→ Directions: The records follow. Copy each one exactly.

→ Record excerpts:
· · · · · · ·

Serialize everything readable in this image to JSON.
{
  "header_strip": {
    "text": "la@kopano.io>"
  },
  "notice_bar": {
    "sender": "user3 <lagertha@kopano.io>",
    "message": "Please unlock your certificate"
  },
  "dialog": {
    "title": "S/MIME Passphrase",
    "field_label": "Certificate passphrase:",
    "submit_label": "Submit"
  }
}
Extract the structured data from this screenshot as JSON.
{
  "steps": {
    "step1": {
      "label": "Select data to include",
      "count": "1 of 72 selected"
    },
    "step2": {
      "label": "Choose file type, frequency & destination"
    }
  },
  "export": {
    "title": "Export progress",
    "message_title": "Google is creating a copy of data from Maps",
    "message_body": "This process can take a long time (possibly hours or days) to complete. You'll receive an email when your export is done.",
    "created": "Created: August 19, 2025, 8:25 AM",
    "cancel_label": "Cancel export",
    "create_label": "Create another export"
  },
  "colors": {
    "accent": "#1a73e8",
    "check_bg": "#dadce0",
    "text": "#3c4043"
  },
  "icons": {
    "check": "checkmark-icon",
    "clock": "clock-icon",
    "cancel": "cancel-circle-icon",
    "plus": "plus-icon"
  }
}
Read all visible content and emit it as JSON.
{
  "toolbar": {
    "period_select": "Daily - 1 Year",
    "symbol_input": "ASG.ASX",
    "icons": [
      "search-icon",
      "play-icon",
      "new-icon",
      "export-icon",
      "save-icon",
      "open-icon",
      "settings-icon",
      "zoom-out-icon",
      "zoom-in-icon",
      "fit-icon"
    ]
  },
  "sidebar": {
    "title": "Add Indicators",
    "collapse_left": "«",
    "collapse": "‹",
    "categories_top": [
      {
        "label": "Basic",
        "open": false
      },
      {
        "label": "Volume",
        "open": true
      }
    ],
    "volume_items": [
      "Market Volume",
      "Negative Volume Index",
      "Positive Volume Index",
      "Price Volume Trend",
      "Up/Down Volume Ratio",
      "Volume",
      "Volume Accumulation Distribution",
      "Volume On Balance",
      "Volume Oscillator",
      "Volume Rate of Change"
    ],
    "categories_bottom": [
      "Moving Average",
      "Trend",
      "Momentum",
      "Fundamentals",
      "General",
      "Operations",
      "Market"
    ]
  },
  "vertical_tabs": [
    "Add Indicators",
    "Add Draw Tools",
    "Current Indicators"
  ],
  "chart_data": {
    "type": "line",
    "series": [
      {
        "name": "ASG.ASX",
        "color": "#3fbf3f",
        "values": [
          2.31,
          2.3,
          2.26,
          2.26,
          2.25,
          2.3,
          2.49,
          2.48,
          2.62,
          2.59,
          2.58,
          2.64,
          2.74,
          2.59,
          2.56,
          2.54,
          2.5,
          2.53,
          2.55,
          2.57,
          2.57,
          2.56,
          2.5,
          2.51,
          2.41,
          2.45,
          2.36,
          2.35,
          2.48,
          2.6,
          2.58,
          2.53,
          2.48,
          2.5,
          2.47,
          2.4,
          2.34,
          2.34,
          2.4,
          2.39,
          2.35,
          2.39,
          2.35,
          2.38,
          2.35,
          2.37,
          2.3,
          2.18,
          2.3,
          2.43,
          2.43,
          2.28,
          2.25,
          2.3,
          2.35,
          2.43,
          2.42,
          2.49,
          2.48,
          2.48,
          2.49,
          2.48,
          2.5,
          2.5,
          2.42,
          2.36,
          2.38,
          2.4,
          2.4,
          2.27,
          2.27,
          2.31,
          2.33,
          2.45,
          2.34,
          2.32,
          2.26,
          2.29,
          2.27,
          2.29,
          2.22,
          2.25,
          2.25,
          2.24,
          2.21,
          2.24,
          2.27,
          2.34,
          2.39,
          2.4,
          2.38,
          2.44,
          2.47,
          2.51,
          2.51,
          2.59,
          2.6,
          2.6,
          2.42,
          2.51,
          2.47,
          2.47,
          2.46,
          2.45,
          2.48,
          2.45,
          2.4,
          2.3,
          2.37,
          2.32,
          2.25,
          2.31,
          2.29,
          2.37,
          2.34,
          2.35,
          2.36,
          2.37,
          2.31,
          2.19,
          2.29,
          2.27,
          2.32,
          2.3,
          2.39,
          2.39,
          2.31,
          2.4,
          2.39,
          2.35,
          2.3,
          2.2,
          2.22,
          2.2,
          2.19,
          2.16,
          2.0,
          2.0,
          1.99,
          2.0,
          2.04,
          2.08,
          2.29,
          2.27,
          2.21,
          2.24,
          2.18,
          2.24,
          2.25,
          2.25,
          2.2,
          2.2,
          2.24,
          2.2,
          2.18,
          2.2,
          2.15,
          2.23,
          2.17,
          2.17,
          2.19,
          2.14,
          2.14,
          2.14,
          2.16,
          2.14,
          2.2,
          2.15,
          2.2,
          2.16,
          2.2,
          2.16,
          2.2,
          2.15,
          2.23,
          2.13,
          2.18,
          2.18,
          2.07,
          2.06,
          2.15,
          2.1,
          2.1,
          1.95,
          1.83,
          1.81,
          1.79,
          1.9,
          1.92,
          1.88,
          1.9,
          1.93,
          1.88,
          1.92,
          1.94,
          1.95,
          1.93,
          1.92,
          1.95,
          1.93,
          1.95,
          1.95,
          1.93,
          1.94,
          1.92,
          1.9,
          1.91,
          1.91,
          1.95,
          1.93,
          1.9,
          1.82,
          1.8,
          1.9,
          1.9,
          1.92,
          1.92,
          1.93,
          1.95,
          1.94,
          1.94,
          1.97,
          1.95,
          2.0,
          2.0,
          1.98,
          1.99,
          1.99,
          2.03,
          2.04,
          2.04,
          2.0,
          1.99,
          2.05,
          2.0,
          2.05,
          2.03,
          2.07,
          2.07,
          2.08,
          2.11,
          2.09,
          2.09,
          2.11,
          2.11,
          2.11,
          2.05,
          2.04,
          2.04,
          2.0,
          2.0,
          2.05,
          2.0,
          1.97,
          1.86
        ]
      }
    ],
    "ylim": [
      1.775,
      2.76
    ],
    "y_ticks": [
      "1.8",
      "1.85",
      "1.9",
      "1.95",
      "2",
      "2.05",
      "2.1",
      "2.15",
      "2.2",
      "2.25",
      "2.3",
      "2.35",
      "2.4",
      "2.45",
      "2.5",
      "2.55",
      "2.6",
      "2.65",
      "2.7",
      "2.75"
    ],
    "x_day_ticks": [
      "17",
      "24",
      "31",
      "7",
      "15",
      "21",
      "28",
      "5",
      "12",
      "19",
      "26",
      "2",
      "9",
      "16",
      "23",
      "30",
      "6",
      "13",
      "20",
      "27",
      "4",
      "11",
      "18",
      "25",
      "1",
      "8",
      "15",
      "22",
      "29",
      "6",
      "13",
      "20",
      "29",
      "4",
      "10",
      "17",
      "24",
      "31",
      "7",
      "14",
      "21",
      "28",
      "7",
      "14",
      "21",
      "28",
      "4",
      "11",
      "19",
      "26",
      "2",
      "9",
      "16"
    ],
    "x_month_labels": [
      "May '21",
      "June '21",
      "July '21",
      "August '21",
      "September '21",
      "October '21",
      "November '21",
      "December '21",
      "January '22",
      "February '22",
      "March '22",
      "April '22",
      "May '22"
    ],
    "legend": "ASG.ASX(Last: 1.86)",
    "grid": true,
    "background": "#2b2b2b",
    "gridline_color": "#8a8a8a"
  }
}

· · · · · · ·

→ Completed task:
Serialize everything readable in this image to JSON.
{
  "header_strip": {
    "text": "la@kopano.io>"
  },
  "notice_bar": {
    "sender": "user3 <lagertha@kopano.io>",
    "message": "Please unlock your certificate"
  },
  "dialog": {
    "title": "S/MIME Passphrase",
    "field_label": "Certificate passphrase:",
    "submit_label": "Submit"
  }
}
Extract the structured data from this screenshot as JSON.
{
  "steps": {
    "step1": {
      "label": "Select data to include",
      "count": "1 of 72 selected"
    },
    "step2": {
      "label": "Choose file type, frequency & destination"
    }
  },
  "export": {
    "title": "Export progress",
    "message_title": "Google is creating a copy of data from Maps",
    "message_body": "This process can take a long time (possibly hours or days) to complete. You'll receive an email when your export is done.",
    "created": "Created: August 19, 2025, 8:25 AM",
    "cancel_label": "Cancel export",
    "create_label": "Create another export"
  },
  "colors": {
    "accent": "#1a73e8",
    "check_bg": "#dadce0",
    "text": "#3c4043"
  },
  "icons": {
    "check": "checkmark-icon",
    "clock": "clock-icon",
    "cancel": "cancel-circle-icon",
    "plus": "plus-icon"
  }
}
Read all visible content and emit it as JSON.
{
  "toolbar": {
    "period_select": "Daily - 1 Year",
    "symbol_input": "ASG.ASX",
    "icons": [
      "search-icon",
      "play-icon",
      "new-icon",
      "export-icon",
      "save-icon",
      "open-icon",
      "settings-icon",
      "zoom-out-icon",
      "zoom-in-icon",
      "fit-icon"
    ]
  },
  "sidebar": {
    "title": "Add Indicators",
    "collapse_left": "«",
    "collapse": "‹",
    "categories_top": [
      {
        "label": "Basic",
        "open": false
      },
      {
        "label": "Volume",
        "open": true
      }
    ],
    "volume_items": [
      "Market Volume",
      "Negative Volume Index",
      "Positive Volume Index",
      "Price Volume Trend",
      "Up/Down Volume Ratio",
      "Volume",
      "Volume Accumulation Distribution",
      "Volume On Balance",
      "Volume Oscillator",
      "Volume Rate of Change"
    ],
    "categories_bottom": [
      "Moving Average",
      "Trend",
      "Momentum",
      "Fundamentals",
      "General",
      "Operations",
      "Market"
    ]
  },
  "vertical_tabs": [
    "Add Indicators",
    "Add Draw Tools",
    "Current Indicators"
  ],
  "chart_data": {
    "type": "line",
    "series": [
      {
        "name": "ASG.ASX",
        "color": "#3fbf3f",
        "values": [
          2.31,
          2.3,
          2.26,
          2.26,
          2.25,
          2.3,
          2.49,
          2.48,
          2.62,
          2.59,
          2.58,
          2.64,
          2.74,
          2.59,
          2.56,
          2.54,
          2.5,
          2.53,
          2.55,
          2.57,
          2.57,
          2.56,
          2.5,
          2.51,
          2.41,
          2.45,
          2.36,
          2.35,
          2.48,
          2.6,
          2.58,
          2.53,
          2.48,
          2.5,
          2.47,
          2.4,
          2.34,
          2.34,
          2.4,
          2.39,
          2.35,
          2.39,
          2.35,
          2.38,
          2.35,
          2.37,
          2.3,
          2.18,
          2.3,
          2.43,
          2.43,
          2.28,
          2.25,
          2.3,
          2.35,
          2.43,
          2.42,
          2.49,
          2.48,
          2.48,
          2.49,
          2.48,
          2.5,
          2.5,
          2.42,
          2.36,
          2.38,
          2.4,
          2.4,
          2.27,
          2.27,
          2.31,
          2.33,
          2.45,
          2.34,
          2.32,
          2.26,
          2.29,
          2.27,
          2.29,
          2.22,
          2.25,
          2.25,
          2.24,
          2.21,
          2.24,
          2.27,
          2.34,
          2.39,
          2.4,
          2.38,
          2.44,
          2.47,
          2.51,
          2.51,
          2.59,
          2.6,
          2.6,
          2.42,
          2.51,
          2.47,
          2.47,
          2.46,
          2.45,
          2.48,
          2.45,
          2.4,
          2.3,
          2.37,
          2.32,
          2.25,
          2.31,
          2.29,
          2.37,
          2.34,
          2.35,
          2.36,
          2.37,
          2.31,
          2.19,
          2.29,
          2.27,
          2.32,
          2.3,
          2.39,
          2.39,
          2.31,
          2.4,
          2.39,
          2.35,
          2.3,
          2.2,
          2.22,
          2.2,
          2.19,
          2.16,
          2.0,
          2.0,
          1.99,
          2.0,
          2.04,
          2.08,
          2.29,
          2.27,
          2.21,
          2.24,
          2.18,
          2.24,
          2.25,
          2.25,
          2.2,
          2.2,
          2.24,
          2.2,
          2.18,
          2.2,
          2.15,
          2.23,
          2.17,
          2.17,
          2.19,
          2.14,
          2.14,
          2.14,
          2.16,
          2.14,
          2.2,
          2.15,
          2.2,
          2.16,
          2.2,
          2.16,
          2.2,
          2.15,
          2.23,
          2.13,
          2.18,
          2.18,
          2.07,
          2.06,
          2.15,
          2.1,
          2.1,
          1.95,
          1.83,
          1.81,
          1.79,
          1.9,
          1.92,
          1.88,
          1.9,
          1.93,
          1.88,
          1.92,
          1.94,
          1.95,
          1.93,
          1.92,
          1.95,
          1.93,
          1.95,
          1.95,
          1.93,
          1.94,
          1.92,
          1.9,
          1.91,
          1.91,
          1.95,
          1.93,
          1.9,
          1.82,
          1.8,
          1.9,
          1.9,
          1.92,
          1.92,
          1.93,
          1.95,
          1.94,
          1.94,
          1.97,
          1.95,
          2.0,
          2.0,
          1.98,
          1.99,
          1.99,
          2.03,
          2.04,
          2.04,
          2.0,
          1.99,
          2.05,
          2.0,
          2.05,
          2.03,
          2.07,
          2.07,
          2.08,
          2.11,
          2.09,
          2.09,
          2.11,
          2.11,
          2.11,
          2.05,
          2.04,
          2.04,
          2.0,
          2.0,
          2.05,
          2.0,
          1.97,
          1.86
        ]
      }
    ],
    "ylim": [
      1.775,
      2.76
    ],
    "y_ticks": [
      "1.8",
      "1.85",
      "1.9",
      "1.95",
      "2",
      "2.05",
      "2.1",
      "2.15",
      "2.2",
      "2.25",
      "2.3",
      "2.35",
      "2.4",
      "2.45",
      "2.5",
      "2.55",
      "2.6",
      "2.65",
      "2.7",
      "2.75"
    ],
    "x_day_ticks": [
      "17",
      "24",
      "31",
      "7",
      "15",
      "21",
      "28",
      "5",
      "12",
      "19",
      "26",
      "2",
      "9",
      "16",
      "23",
      "30",
      "6",
      "13",
      "20",
      "27",
      "4",
      "11",
      "18",
      "25",
      "1",
      "8",
      "15",
      "22",
      "29",
      "6",
      "13",
      "20",
      "29",
      "4",
      "10",
      "17",
      "24",
      "31",
      "7",
      "14",
      "21",
      "28",
      "7",
      "14",
      "21",
      "28",
      "4",
      "11",
      "19",
      "26",
      "2",
      "9",
      "16"
    ],
    "x_month_labels": [
      "May '21",
      "June '21",
      "July '21",
      "August '21",
      "September '21",
      "October '21",
      "November '21",
      "December '21",
      "January '22",
      "February '22",
      "March '22",
      "April '22",
      "May '22"
    ],
    "legend": "ASG.ASX(Last: 1.86)",
    "grid": true,
    "background": "#2b2b2b",
    "gridline_color": "#8a8a8a"
  }
}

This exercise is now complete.